WHAT YOU HAVE TO DO
Each entry below is to be returned exactly, with any pictures left out.

============

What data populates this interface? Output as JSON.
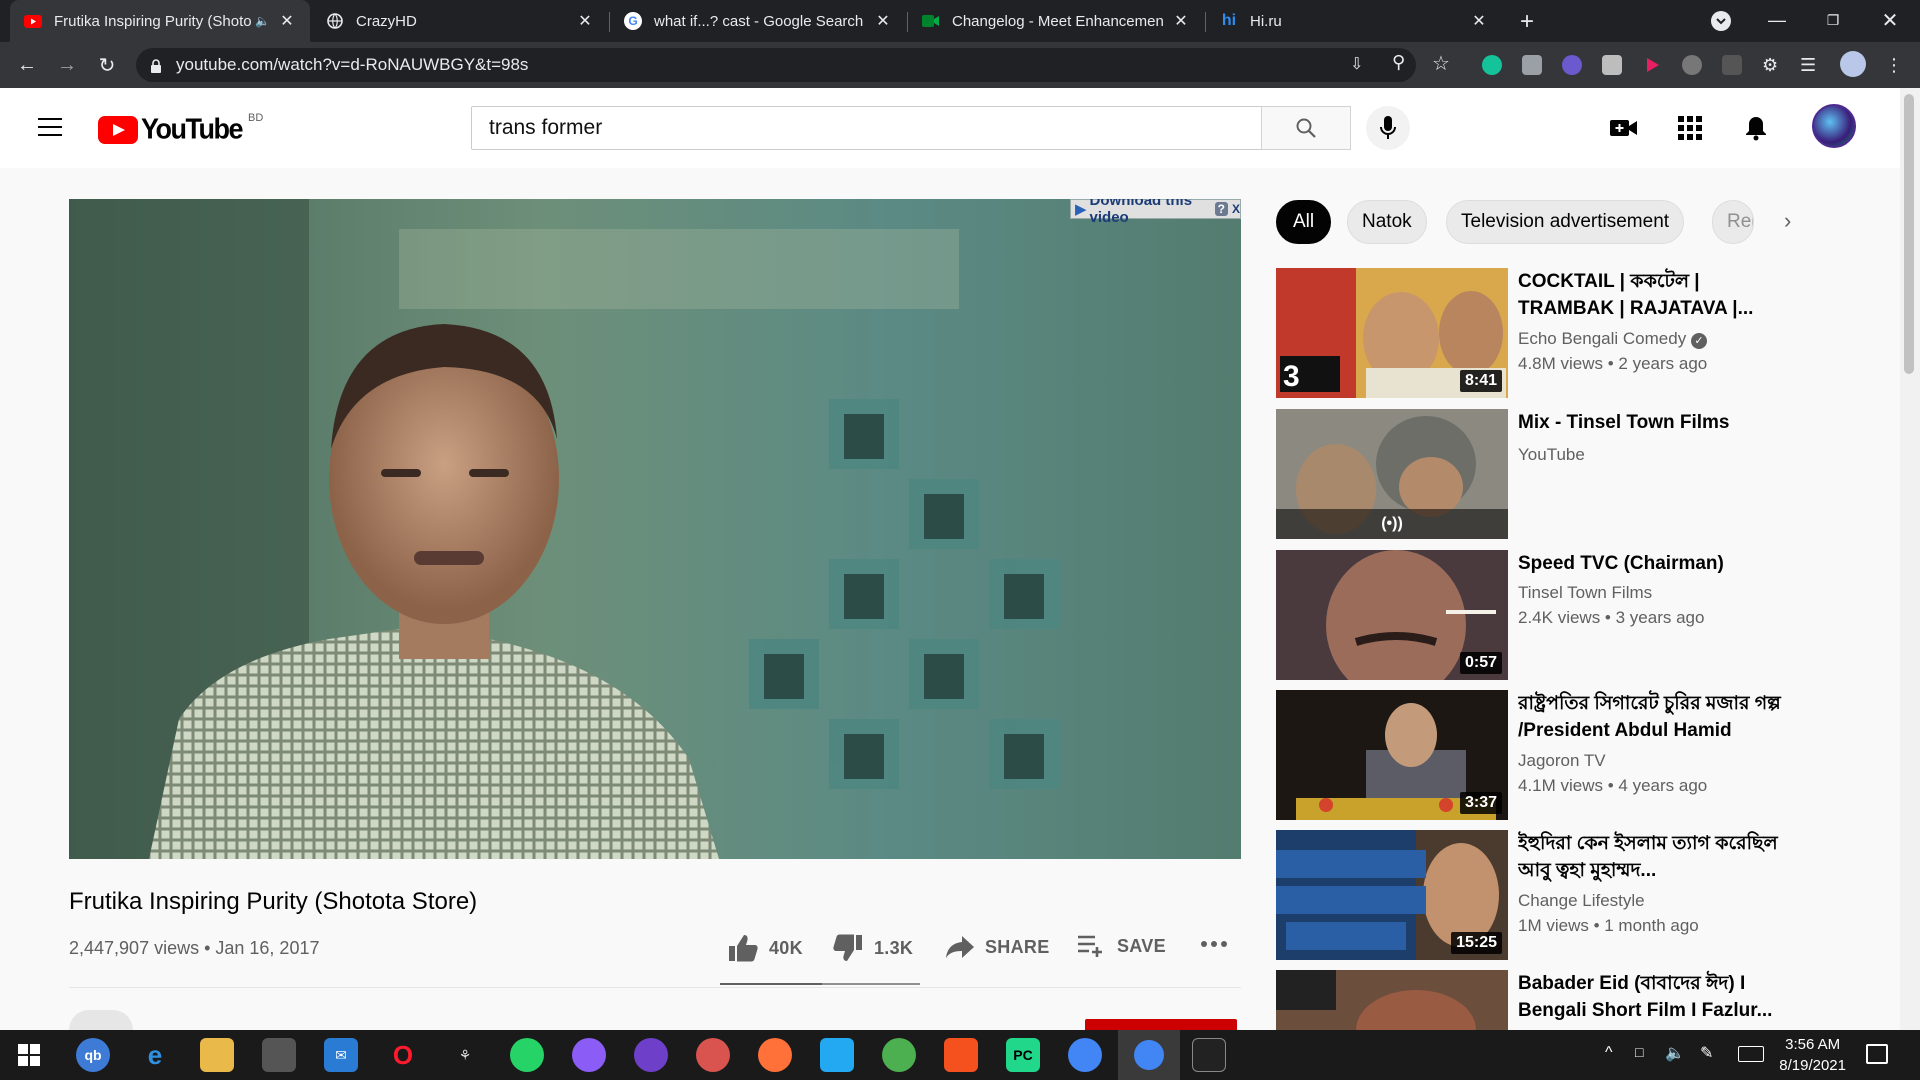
{
  "browser": {
    "tabs": [
      {
        "title": "Frutika Inspiring Purity (Shoto",
        "favicon": "youtube-icon",
        "active": true,
        "audio": true
      },
      {
        "title": "CrazyHD",
        "favicon": "globe-icon"
      },
      {
        "title": "what if...? cast - Google Search",
        "favicon": "google-icon"
      },
      {
        "title": "Changelog - Meet Enhancement",
        "favicon": "meet-icon"
      },
      {
        "title": "Hi.ru",
        "favicon": "hi-icon"
      }
    ],
    "url": "youtube.com/watch?v=d-RoNAUWBGY&t=98s"
  },
  "youtube": {
    "logo_text": "YouTube",
    "country_code": "BD",
    "search_value": "trans former",
    "download_label": "Download this video",
    "download_help": "?",
    "download_close": "X"
  },
  "video": {
    "title": "Frutika Inspiring Purity (Shotota Store)",
    "meta": "2,447,907 views • Jan 16, 2017",
    "likes": "40K",
    "dislikes": "1.3K",
    "share_label": "SHARE",
    "save_label": "SAVE",
    "like_ratio": 0.51
  },
  "chips": [
    "All",
    "Natok",
    "Television advertisement",
    "Rel"
  ],
  "recommendations": [
    {
      "title": "COCKTAIL | ককটেল | TRAMBAK | RAJATAVA |...",
      "channel": "Echo Bengali Comedy",
      "verified": true,
      "views": "4.8M views • 2 years ago",
      "duration": "8:41"
    },
    {
      "title": "Mix - Tinsel Town Films",
      "channel": "YouTube",
      "views": "",
      "duration": "",
      "live_icon": true
    },
    {
      "title": "Speed TVC (Chairman)",
      "channel": "Tinsel Town Films",
      "views": "2.4K views • 3 years ago",
      "duration": "0:57"
    },
    {
      "title": "রাষ্ট্রপতির সিগারেট চুরির মজার গল্প /President Abdul Hamid",
      "channel": "Jagoron TV",
      "views": "4.1M views • 4 years ago",
      "duration": "3:37"
    },
    {
      "title": "ইহুদিরা কেন ইসলাম ত্যাগ করেছিল আবু ত্বহা মুহাম্মদ...",
      "channel": "Change Lifestyle",
      "views": "1M views • 1 month ago",
      "duration": "15:25"
    },
    {
      "title": "Babader Eid (বাবাদের ঈদ) I Bengali Short Film I Fazlur...",
      "channel": "",
      "views": "",
      "duration": ""
    }
  ],
  "taskbar": {
    "time": "3:56 AM",
    "date": "8/19/2021"
  }
}
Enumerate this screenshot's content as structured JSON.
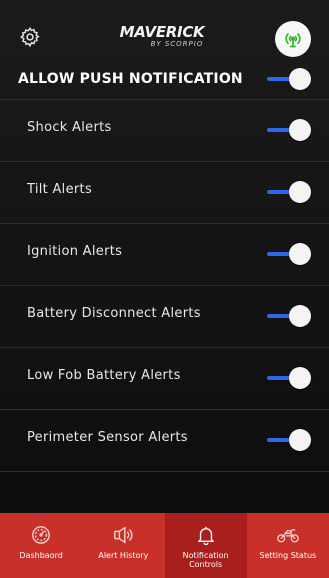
{
  "header": {
    "brand_main": "MAVERICK",
    "brand_sub": "BY SCORPIO",
    "settings_icon": "gear-icon",
    "signal_icon": "signal-tower-icon",
    "signal_color": "#2eb82e"
  },
  "master": {
    "label": "ALLOW PUSH NOTIFICATION",
    "enabled": true
  },
  "alerts": [
    {
      "label": "Shock Alerts",
      "enabled": true
    },
    {
      "label": "Tilt Alerts",
      "enabled": true
    },
    {
      "label": "Ignition Alerts",
      "enabled": true
    },
    {
      "label": "Battery Disconnect Alerts",
      "enabled": true
    },
    {
      "label": "Low Fob Battery Alerts",
      "enabled": true
    },
    {
      "label": "Perimeter Sensor Alerts",
      "enabled": true
    }
  ],
  "nav": [
    {
      "label": "Dashbaord",
      "icon": "speedometer-icon",
      "active": false
    },
    {
      "label": "Alert History",
      "icon": "speaker-icon",
      "active": false
    },
    {
      "label": "Notification\nControls",
      "icon": "bell-icon",
      "active": true
    },
    {
      "label": "Setting Status",
      "icon": "motorcycle-icon",
      "active": false
    }
  ],
  "colors": {
    "accent_blue": "#2f66ea",
    "nav_red": "#c9302a",
    "nav_active": "#a81f1d"
  }
}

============

RESULT OF THE EXERCISE
What data populates this interface? Output as JSON.
{
  "browser": {
    "tabs": [
      {
        "title": "Frutika Inspiring Purity (Shoto",
        "favicon": "youtube-icon",
        "active": true,
        "audio": true
      },
      {
        "title": "CrazyHD",
        "favicon": "globe-icon"
      },
      {
        "title": "what if...? cast - Google Search",
        "favicon": "google-icon"
      },
      {
        "title": "Changelog - Meet Enhancement",
        "favicon": "meet-icon"
      },
      {
        "title": "Hi.ru",
        "favicon": "hi-icon"
      }
    ],
    "url": "youtube.com/watch?v=d-RoNAUWBGY&t=98s"
  },
  "youtube": {
    "logo_text": "YouTube",
    "country_code": "BD",
    "search_value": "trans former",
    "download_label": "Download this video",
    "download_help": "?",
    "download_close": "X"
  },
  "video": {
    "title": "Frutika Inspiring Purity (Shotota Store)",
    "meta": "2,447,907 views • Jan 16, 2017",
    "likes": "40K",
    "dislikes": "1.3K",
    "share_label": "SHARE",
    "save_label": "SAVE",
    "like_ratio": 0.51
  },
  "chips": [
    "All",
    "Natok",
    "Television advertisement",
    "Rel"
  ],
  "recommendations": [
    {
      "title": "COCKTAIL | ককটেল | TRAMBAK | RAJATAVA |...",
      "channel": "Echo Bengali Comedy",
      "verified": true,
      "views": "4.8M views • 2 years ago",
      "duration": "8:41"
    },
    {
      "title": "Mix - Tinsel Town Films",
      "channel": "YouTube",
      "views": "",
      "duration": "",
      "live_icon": true
    },
    {
      "title": "Speed TVC (Chairman)",
      "channel": "Tinsel Town Films",
      "views": "2.4K views • 3 years ago",
      "duration": "0:57"
    },
    {
      "title": "রাষ্ট্রপতির সিগারেট চুরির মজার গল্প /President Abdul Hamid",
      "channel": "Jagoron TV",
      "views": "4.1M views • 4 years ago",
      "duration": "3:37"
    },
    {
      "title": "ইহুদিরা কেন ইসলাম ত্যাগ করেছিল আবু ত্বহা মুহাম্মদ...",
      "channel": "Change Lifestyle",
      "views": "1M views • 1 month ago",
      "duration": "15:25"
    },
    {
      "title": "Babader Eid (বাবাদের ঈদ) I Bengali Short Film I Fazlur...",
      "channel": "",
      "views": "",
      "duration": ""
    }
  ],
  "taskbar": {
    "time": "3:56 AM",
    "date": "8/19/2021"
  }
}
Enumerate this screenshot's content as structured JSON.
{
  "header": {
    "brand_main": "MAVERICK",
    "brand_sub": "BY SCORPIO",
    "settings_icon": "gear-icon",
    "signal_icon": "signal-tower-icon",
    "signal_color": "#2eb82e"
  },
  "master": {
    "label": "ALLOW PUSH NOTIFICATION",
    "enabled": true
  },
  "alerts": [
    {
      "label": "Shock Alerts",
      "enabled": true
    },
    {
      "label": "Tilt Alerts",
      "enabled": true
    },
    {
      "label": "Ignition Alerts",
      "enabled": true
    },
    {
      "label": "Battery Disconnect Alerts",
      "enabled": true
    },
    {
      "label": "Low Fob Battery Alerts",
      "enabled": true
    },
    {
      "label": "Perimeter Sensor Alerts",
      "enabled": true
    }
  ],
  "nav": [
    {
      "label": "Dashbaord",
      "icon": "speedometer-icon",
      "active": false
    },
    {
      "label": "Alert History",
      "icon": "speaker-icon",
      "active": false
    },
    {
      "label": "Notification\nControls",
      "icon": "bell-icon",
      "active": true
    },
    {
      "label": "Setting Status",
      "icon": "motorcycle-icon",
      "active": false
    }
  ],
  "colors": {
    "accent_blue": "#2f66ea",
    "nav_red": "#c9302a",
    "nav_active": "#a81f1d"
  }
}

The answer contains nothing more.